*** Block opens ***

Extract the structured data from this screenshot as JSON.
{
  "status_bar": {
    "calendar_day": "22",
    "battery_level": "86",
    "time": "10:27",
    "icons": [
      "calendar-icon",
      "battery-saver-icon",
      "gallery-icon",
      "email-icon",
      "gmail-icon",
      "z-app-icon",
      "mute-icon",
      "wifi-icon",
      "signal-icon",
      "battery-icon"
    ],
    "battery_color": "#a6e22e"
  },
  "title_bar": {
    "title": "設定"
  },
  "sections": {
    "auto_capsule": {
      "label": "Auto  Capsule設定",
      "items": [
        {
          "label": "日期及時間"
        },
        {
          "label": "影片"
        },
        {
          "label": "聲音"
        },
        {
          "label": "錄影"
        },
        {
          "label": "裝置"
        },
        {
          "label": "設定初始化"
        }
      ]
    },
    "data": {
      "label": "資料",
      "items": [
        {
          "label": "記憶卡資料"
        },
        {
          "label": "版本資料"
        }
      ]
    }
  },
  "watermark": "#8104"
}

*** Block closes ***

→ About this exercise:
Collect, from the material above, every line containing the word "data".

→ Your solution:
Extract the structured data from this screenshot as JSON.
    "data": {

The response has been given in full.